I would have waved-off a second hand story about someone's dog that died after swimming in a toxic pond. Please don't. I've done the research. It happens all the time, and has for years. There is nothing they can do. I've spoken to the MN Pollution Control Agency, and while they know it is out there (Crystal Lake in the north metro is closed because of it, at the time this article was written), all they can do is track it. I was told of two more dog deaths in the previous few weeks of writing this article.

Click on the links that refer you to the Center of Disease Control, World Health Org, MnPCA and others, to read for yourself. There are many pictures of the different forms of blue-green algae, and many look like the normal algae blooms we are used to seeing in ponds and small lakes. The algae can come and go in a matter of days. It can blow to the other side of the lake, and blow back again. Even if your dogs don't drink the water with the algae in it, the toxin can get on their coats while swimming and they can lick it off.

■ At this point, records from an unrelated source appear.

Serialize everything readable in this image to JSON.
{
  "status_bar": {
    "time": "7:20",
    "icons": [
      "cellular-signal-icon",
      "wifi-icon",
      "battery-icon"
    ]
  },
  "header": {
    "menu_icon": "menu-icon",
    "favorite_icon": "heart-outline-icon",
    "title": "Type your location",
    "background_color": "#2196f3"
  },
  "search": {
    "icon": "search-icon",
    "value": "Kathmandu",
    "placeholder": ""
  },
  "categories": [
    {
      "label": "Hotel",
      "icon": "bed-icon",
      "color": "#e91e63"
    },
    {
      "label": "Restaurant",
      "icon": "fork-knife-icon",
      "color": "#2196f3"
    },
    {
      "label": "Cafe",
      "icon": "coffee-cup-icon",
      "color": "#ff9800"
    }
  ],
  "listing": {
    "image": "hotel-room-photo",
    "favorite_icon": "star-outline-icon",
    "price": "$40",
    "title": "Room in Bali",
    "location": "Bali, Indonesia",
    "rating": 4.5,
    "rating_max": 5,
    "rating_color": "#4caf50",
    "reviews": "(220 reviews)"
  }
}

It was so sad to see our healthy boy die so quickly and easily. Our dogs love to swim. They will continue to do so, but we will be much more careful and stay away from algae areas, and shallow ponds. If it doesn't look good or smell good, stay out.

In memory of CH Ravenswald Lover Boy (1997-2007)